Court stormings are a huge part of college basketball as they give fans the opportunity to celebrate with their team. While they are a fun part of college basketball, court stormings are potentially dangerous due to the close interactions with the opposing players. Recently, an incident happened at the end of the Minnesota-Purdue game that has raised some issues.

After the Golden Gophers upset the No. 11 Purdue Boilermakers, 73-69, a Minnesota fan decided to flip off Purdue center Matt Haarms. The big man was casually leaving the court when the fan ran up to him.

Haarms brushed the guy off as he made his way back to the locker room.

Any player should be allowed to swing on a fan like this with no repercussions. @bigten pic.twitter.com/BiEPVwfmAU

— John Purdue (@NotPurdueSports) March 6, 2019

While nothing bad occurred during the court storming, the fan’s decision to taunt could have ended up badly for him. Haarms is 7-foot-3 and weighs around 250 pounds, meaning he could have seriously injured the fan that tried to provoke him. The sophomore big man would also have help from his teammates if anything serious did happen as they are also trying to leave the court peacefully.

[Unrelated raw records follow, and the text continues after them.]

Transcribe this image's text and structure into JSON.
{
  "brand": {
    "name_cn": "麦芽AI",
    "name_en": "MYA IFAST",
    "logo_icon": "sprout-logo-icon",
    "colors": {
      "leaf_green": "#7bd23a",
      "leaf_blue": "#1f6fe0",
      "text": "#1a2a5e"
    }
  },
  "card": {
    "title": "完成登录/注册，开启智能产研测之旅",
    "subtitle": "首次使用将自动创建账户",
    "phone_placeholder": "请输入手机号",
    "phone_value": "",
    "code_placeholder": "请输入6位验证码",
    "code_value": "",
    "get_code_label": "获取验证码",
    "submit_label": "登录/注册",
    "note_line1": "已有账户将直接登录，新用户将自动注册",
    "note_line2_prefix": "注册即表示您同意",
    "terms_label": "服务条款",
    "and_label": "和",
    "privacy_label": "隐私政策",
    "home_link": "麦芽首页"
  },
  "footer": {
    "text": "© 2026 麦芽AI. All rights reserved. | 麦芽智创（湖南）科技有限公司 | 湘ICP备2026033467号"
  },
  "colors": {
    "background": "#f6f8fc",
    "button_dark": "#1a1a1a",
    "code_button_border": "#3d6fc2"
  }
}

Court stormings are incredibly dangerous as the close proximity between opposing players and fans could lead to a brawl on the court. This happened in 2014 when players on New Mexico State got into a brawl with Utah Valley fans.

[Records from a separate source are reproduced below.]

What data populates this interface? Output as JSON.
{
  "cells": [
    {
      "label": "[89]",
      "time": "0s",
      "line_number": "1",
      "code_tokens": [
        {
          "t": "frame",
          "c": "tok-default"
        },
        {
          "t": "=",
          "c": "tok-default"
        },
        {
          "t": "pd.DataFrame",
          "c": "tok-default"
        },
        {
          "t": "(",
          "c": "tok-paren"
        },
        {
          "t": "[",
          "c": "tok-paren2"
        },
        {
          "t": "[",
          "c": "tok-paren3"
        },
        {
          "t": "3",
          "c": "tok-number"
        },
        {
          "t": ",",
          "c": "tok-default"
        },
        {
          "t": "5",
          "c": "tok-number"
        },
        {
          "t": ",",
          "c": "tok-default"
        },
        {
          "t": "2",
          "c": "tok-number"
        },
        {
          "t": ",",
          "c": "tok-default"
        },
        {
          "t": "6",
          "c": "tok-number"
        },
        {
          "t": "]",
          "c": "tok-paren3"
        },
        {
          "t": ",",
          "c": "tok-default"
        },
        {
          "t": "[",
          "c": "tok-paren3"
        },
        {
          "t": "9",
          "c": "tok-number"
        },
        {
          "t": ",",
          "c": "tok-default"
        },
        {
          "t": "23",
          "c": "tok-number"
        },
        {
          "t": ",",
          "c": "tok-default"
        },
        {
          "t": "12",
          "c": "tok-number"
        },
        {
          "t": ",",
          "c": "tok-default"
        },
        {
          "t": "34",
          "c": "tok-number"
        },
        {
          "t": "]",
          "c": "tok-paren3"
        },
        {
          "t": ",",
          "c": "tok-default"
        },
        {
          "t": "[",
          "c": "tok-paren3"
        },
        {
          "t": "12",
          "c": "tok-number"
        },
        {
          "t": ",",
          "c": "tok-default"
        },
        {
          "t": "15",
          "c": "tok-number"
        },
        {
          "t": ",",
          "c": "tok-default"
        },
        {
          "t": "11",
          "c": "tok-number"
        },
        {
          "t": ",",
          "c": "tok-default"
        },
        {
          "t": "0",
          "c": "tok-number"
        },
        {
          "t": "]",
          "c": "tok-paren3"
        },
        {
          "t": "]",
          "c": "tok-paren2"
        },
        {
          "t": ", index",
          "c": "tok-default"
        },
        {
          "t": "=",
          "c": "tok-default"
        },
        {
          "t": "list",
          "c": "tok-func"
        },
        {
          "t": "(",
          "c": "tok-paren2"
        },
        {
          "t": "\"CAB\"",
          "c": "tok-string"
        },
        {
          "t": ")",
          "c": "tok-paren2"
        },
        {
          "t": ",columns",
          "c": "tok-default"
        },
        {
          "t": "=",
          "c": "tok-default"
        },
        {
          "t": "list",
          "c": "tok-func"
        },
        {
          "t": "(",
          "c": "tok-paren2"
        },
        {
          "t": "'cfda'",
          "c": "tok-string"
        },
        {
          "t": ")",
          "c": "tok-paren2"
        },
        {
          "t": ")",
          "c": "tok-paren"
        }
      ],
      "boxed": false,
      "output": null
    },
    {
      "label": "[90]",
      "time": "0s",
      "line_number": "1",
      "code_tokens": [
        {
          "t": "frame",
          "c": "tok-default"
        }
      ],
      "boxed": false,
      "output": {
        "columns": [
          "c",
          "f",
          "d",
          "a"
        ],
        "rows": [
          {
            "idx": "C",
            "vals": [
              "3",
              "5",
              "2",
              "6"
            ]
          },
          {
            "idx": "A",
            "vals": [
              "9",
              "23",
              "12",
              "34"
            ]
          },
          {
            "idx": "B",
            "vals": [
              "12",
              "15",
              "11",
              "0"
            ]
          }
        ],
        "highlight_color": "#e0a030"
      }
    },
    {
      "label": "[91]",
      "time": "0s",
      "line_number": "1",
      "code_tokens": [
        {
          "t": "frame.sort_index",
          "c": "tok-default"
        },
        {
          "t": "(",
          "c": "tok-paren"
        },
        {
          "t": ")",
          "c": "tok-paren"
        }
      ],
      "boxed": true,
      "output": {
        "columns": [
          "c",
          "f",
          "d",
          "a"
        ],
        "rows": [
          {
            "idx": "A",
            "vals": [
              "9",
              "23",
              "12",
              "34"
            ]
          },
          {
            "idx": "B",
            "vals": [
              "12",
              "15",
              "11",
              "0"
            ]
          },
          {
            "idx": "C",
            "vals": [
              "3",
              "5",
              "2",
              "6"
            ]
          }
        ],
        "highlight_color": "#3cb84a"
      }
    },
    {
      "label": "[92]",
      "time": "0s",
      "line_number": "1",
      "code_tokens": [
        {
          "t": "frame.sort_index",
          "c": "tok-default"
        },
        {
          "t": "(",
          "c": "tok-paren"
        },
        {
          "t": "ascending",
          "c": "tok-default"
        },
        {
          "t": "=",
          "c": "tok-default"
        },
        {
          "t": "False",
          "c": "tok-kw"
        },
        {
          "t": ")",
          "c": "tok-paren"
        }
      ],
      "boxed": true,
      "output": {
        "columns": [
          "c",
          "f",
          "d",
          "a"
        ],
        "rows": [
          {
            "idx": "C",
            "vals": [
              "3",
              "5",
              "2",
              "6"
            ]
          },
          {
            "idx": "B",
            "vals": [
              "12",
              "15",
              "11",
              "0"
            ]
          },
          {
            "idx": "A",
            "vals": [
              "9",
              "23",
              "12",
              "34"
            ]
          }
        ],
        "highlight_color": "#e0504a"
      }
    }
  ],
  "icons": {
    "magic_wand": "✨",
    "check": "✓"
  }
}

While the players were provoked by the fans, New Mexico State suspended guard KC Ross-Miller for two games and forward Renaldo Dixon for one game.

Haarms would have faced a similar punishment if he decided to go after the fan.

The sophomore big man is one of the top shot blockers in the Big Ten with 61. His absence would be devastating as a suspension could make him miss part of the Big Ten tournament. If the school decided to suspend Haarms for two games, he would miss the regular season finale against Northwestern and the Big Ten quarterfinals.

Haarms was able to keep his cool when that fan came up to him and will not face any punishment for his actions. The University of Minnesota has not identified the fan in question, but the school should do something to make sure stuff like that does not happen again.